MATERIAL TO PROCESS Start Marker

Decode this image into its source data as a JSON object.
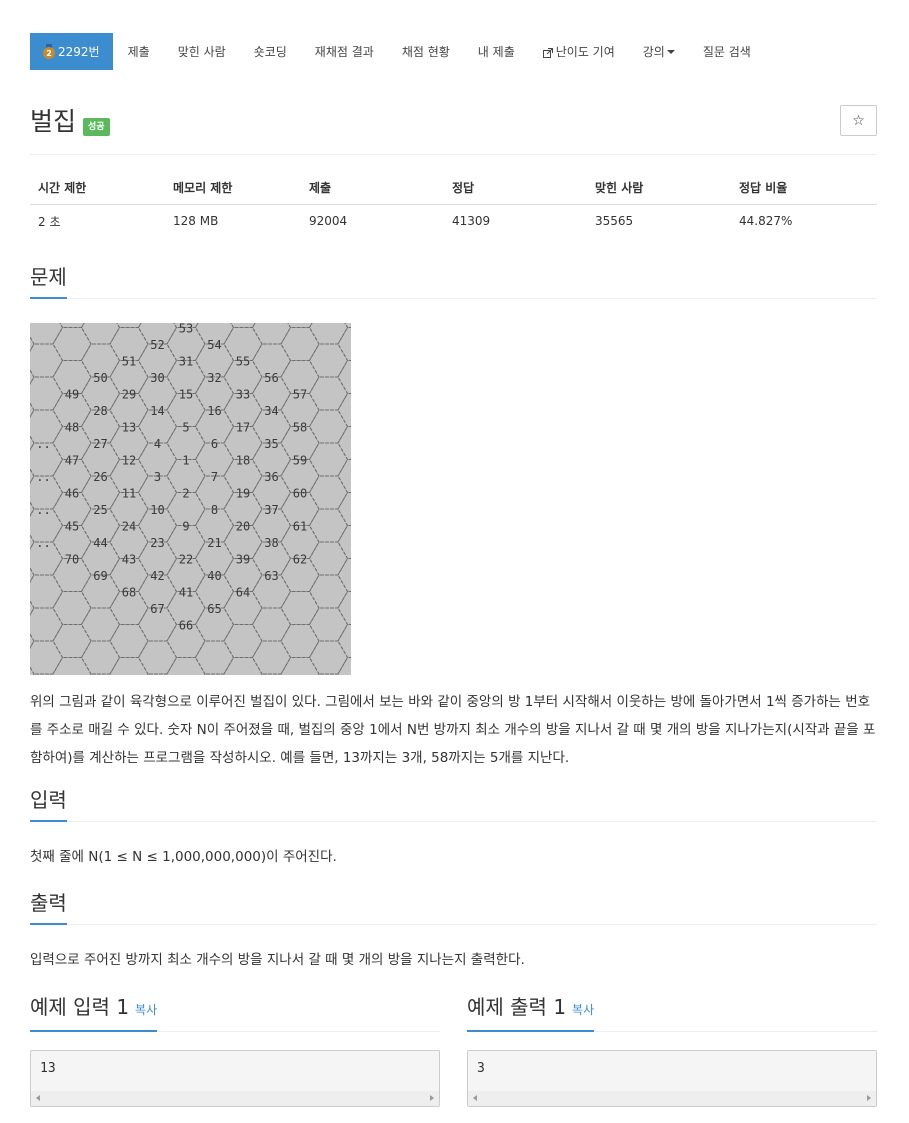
{
  "nav": {
    "problem_number": "2292번",
    "medal_level": "2",
    "items": [
      "제출",
      "맞힌 사람",
      "숏코딩",
      "재채점 결과",
      "채점 현황",
      "내 제출",
      "난이도 기여",
      "강의",
      "질문 검색"
    ]
  },
  "problem": {
    "title": "벌집",
    "badge": "성공",
    "star": "☆"
  },
  "info_table": {
    "headers": [
      "시간 제한",
      "메모리 제한",
      "제출",
      "정답",
      "맞힌 사람",
      "정답 비율"
    ],
    "values": [
      "2 초",
      "128 MB",
      "92004",
      "41309",
      "35565",
      "44.827%"
    ]
  },
  "sections": {
    "problem_heading": "문제",
    "problem_text": "위의 그림과 같이 육각형으로 이루어진 벌집이 있다. 그림에서 보는 바와 같이 중앙의 방 1부터 시작해서 이웃하는 방에 돌아가면서 1씩 증가하는 번호를 주소로 매길 수 있다. 숫자 N이 주어졌을 때, 벌집의 중앙 1에서 N번 방까지 최소 개수의 방을 지나서 갈 때 몇 개의 방을 지나가는지(시작과 끝을 포함하여)를 계산하는 프로그램을 작성하시오. 예를 들면, 13까지는 3개, 58까지는 5개를 지난다.",
    "input_heading": "입력",
    "input_text": "첫째 줄에 N(1 ≤ N ≤ 1,000,000,000)이 주어진다.",
    "output_heading": "출력",
    "output_text": "입력으로 주어진 방까지 최소 개수의 방을 지나서 갈 때 몇 개의 방을 지나는지 출력한다."
  },
  "samples": {
    "input_heading": "예제 입력 1",
    "output_heading": "예제 출력 1",
    "copy_label": "복사",
    "input_value": "13",
    "output_value": "3"
  },
  "figure": {
    "cells": [
      [
        "53",
        "",
        ""
      ],
      [
        "52",
        "",
        ""
      ],
      [
        "54",
        "",
        ""
      ],
      [
        "51",
        "",
        ""
      ],
      [
        "31",
        "",
        ""
      ],
      [
        "55",
        "",
        ""
      ],
      [
        "50",
        "",
        ""
      ],
      [
        "30",
        "",
        ""
      ],
      [
        "32",
        "",
        ""
      ],
      [
        "56",
        "",
        ""
      ],
      [
        "49",
        "",
        ""
      ],
      [
        "29",
        "",
        ""
      ],
      [
        "15",
        "",
        ""
      ],
      [
        "33",
        "",
        ""
      ],
      [
        "57",
        "",
        ""
      ],
      [
        "28",
        "",
        ""
      ],
      [
        "14",
        "",
        ""
      ],
      [
        "16",
        "",
        ""
      ],
      [
        "34",
        "",
        ""
      ],
      [
        "48",
        "",
        ""
      ],
      [
        "13",
        "",
        ""
      ],
      [
        "5",
        "",
        ""
      ],
      [
        "17",
        "",
        ""
      ],
      [
        "58",
        "",
        ""
      ],
      [
        "..",
        "",
        ""
      ],
      [
        "27",
        "",
        ""
      ],
      [
        "4",
        "",
        ""
      ],
      [
        "6",
        "",
        ""
      ],
      [
        "35",
        "",
        ""
      ],
      [
        "47",
        "",
        ""
      ],
      [
        "12",
        "",
        ""
      ],
      [
        "1",
        "",
        ""
      ],
      [
        "18",
        "",
        ""
      ],
      [
        "59",
        "",
        ""
      ],
      [
        "..",
        "",
        ""
      ],
      [
        "26",
        "",
        ""
      ],
      [
        "3",
        "",
        ""
      ],
      [
        "7",
        "",
        ""
      ],
      [
        "36",
        "",
        ""
      ],
      [
        "46",
        "",
        ""
      ],
      [
        "11",
        "",
        ""
      ],
      [
        "2",
        "",
        ""
      ],
      [
        "19",
        "",
        ""
      ],
      [
        "60",
        "",
        ""
      ],
      [
        "..",
        "",
        ""
      ],
      [
        "25",
        "",
        ""
      ],
      [
        "10",
        "",
        ""
      ],
      [
        "8",
        "",
        ""
      ],
      [
        "37",
        "",
        ""
      ],
      [
        "45",
        "",
        ""
      ],
      [
        "24",
        "",
        ""
      ],
      [
        "9",
        "",
        ""
      ],
      [
        "20",
        "",
        ""
      ],
      [
        "61",
        "",
        ""
      ],
      [
        "..",
        "",
        ""
      ],
      [
        "44",
        "",
        ""
      ],
      [
        "23",
        "",
        ""
      ],
      [
        "21",
        "",
        ""
      ],
      [
        "38",
        "",
        ""
      ],
      [
        "70",
        "",
        ""
      ],
      [
        "43",
        "",
        ""
      ],
      [
        "22",
        "",
        ""
      ],
      [
        "39",
        "",
        ""
      ],
      [
        "62",
        "",
        ""
      ],
      [
        "69",
        "",
        ""
      ],
      [
        "42",
        "",
        ""
      ],
      [
        "40",
        "",
        ""
      ],
      [
        "63",
        "",
        ""
      ],
      [
        "68",
        "",
        ""
      ],
      [
        "41",
        "",
        ""
      ],
      [
        "64",
        "",
        ""
      ],
      [
        "67",
        "",
        ""
      ],
      [
        "65",
        "",
        ""
      ],
      [
        "66",
        "",
        ""
      ]
    ]
  },
  "colors": {
    "accent": "#3c8dd0",
    "badge_success": "#5cb85c",
    "figure_bg": "#c4c4c4"
  }
}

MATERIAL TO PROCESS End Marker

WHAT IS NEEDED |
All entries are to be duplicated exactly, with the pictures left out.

REPLY TO THE TASK |
Decode this image into its source data as a JSON object.
{
  "nav": {
    "problem_number": "2292번",
    "medal_level": "2",
    "items": [
      "제출",
      "맞힌 사람",
      "숏코딩",
      "재채점 결과",
      "채점 현황",
      "내 제출",
      "난이도 기여",
      "강의",
      "질문 검색"
    ]
  },
  "problem": {
    "title": "벌집",
    "badge": "성공",
    "star": "☆"
  },
  "info_table": {
    "headers": [
      "시간 제한",
      "메모리 제한",
      "제출",
      "정답",
      "맞힌 사람",
      "정답 비율"
    ],
    "values": [
      "2 초",
      "128 MB",
      "92004",
      "41309",
      "35565",
      "44.827%"
    ]
  },
  "sections": {
    "problem_heading": "문제",
    "problem_text": "위의 그림과 같이 육각형으로 이루어진 벌집이 있다. 그림에서 보는 바와 같이 중앙의 방 1부터 시작해서 이웃하는 방에 돌아가면서 1씩 증가하는 번호를 주소로 매길 수 있다. 숫자 N이 주어졌을 때, 벌집의 중앙 1에서 N번 방까지 최소 개수의 방을 지나서 갈 때 몇 개의 방을 지나가는지(시작과 끝을 포함하여)를 계산하는 프로그램을 작성하시오. 예를 들면, 13까지는 3개, 58까지는 5개를 지난다.",
    "input_heading": "입력",
    "input_text": "첫째 줄에 N(1 ≤ N ≤ 1,000,000,000)이 주어진다.",
    "output_heading": "출력",
    "output_text": "입력으로 주어진 방까지 최소 개수의 방을 지나서 갈 때 몇 개의 방을 지나는지 출력한다."
  },
  "samples": {
    "input_heading": "예제 입력 1",
    "output_heading": "예제 출력 1",
    "copy_label": "복사",
    "input_value": "13",
    "output_value": "3"
  },
  "figure": {
    "cells": [
      [
        "53",
        "",
        ""
      ],
      [
        "52",
        "",
        ""
      ],
      [
        "54",
        "",
        ""
      ],
      [
        "51",
        "",
        ""
      ],
      [
        "31",
        "",
        ""
      ],
      [
        "55",
        "",
        ""
      ],
      [
        "50",
        "",
        ""
      ],
      [
        "30",
        "",
        ""
      ],
      [
        "32",
        "",
        ""
      ],
      [
        "56",
        "",
        ""
      ],
      [
        "49",
        "",
        ""
      ],
      [
        "29",
        "",
        ""
      ],
      [
        "15",
        "",
        ""
      ],
      [
        "33",
        "",
        ""
      ],
      [
        "57",
        "",
        ""
      ],
      [
        "28",
        "",
        ""
      ],
      [
        "14",
        "",
        ""
      ],
      [
        "16",
        "",
        ""
      ],
      [
        "34",
        "",
        ""
      ],
      [
        "48",
        "",
        ""
      ],
      [
        "13",
        "",
        ""
      ],
      [
        "5",
        "",
        ""
      ],
      [
        "17",
        "",
        ""
      ],
      [
        "58",
        "",
        ""
      ],
      [
        "..",
        "",
        ""
      ],
      [
        "27",
        "",
        ""
      ],
      [
        "4",
        "",
        ""
      ],
      [
        "6",
        "",
        ""
      ],
      [
        "35",
        "",
        ""
      ],
      [
        "47",
        "",
        ""
      ],
      [
        "12",
        "",
        ""
      ],
      [
        "1",
        "",
        ""
      ],
      [
        "18",
        "",
        ""
      ],
      [
        "59",
        "",
        ""
      ],
      [
        "..",
        "",
        ""
      ],
      [
        "26",
        "",
        ""
      ],
      [
        "3",
        "",
        ""
      ],
      [
        "7",
        "",
        ""
      ],
      [
        "36",
        "",
        ""
      ],
      [
        "46",
        "",
        ""
      ],
      [
        "11",
        "",
        ""
      ],
      [
        "2",
        "",
        ""
      ],
      [
        "19",
        "",
        ""
      ],
      [
        "60",
        "",
        ""
      ],
      [
        "..",
        "",
        ""
      ],
      [
        "25",
        "",
        ""
      ],
      [
        "10",
        "",
        ""
      ],
      [
        "8",
        "",
        ""
      ],
      [
        "37",
        "",
        ""
      ],
      [
        "45",
        "",
        ""
      ],
      [
        "24",
        "",
        ""
      ],
      [
        "9",
        "",
        ""
      ],
      [
        "20",
        "",
        ""
      ],
      [
        "61",
        "",
        ""
      ],
      [
        "..",
        "",
        ""
      ],
      [
        "44",
        "",
        ""
      ],
      [
        "23",
        "",
        ""
      ],
      [
        "21",
        "",
        ""
      ],
      [
        "38",
        "",
        ""
      ],
      [
        "70",
        "",
        ""
      ],
      [
        "43",
        "",
        ""
      ],
      [
        "22",
        "",
        ""
      ],
      [
        "39",
        "",
        ""
      ],
      [
        "62",
        "",
        ""
      ],
      [
        "69",
        "",
        ""
      ],
      [
        "42",
        "",
        ""
      ],
      [
        "40",
        "",
        ""
      ],
      [
        "63",
        "",
        ""
      ],
      [
        "68",
        "",
        ""
      ],
      [
        "41",
        "",
        ""
      ],
      [
        "64",
        "",
        ""
      ],
      [
        "67",
        "",
        ""
      ],
      [
        "65",
        "",
        ""
      ],
      [
        "66",
        "",
        ""
      ]
    ]
  },
  "colors": {
    "accent": "#3c8dd0",
    "badge_success": "#5cb85c",
    "figure_bg": "#c4c4c4"
  }
}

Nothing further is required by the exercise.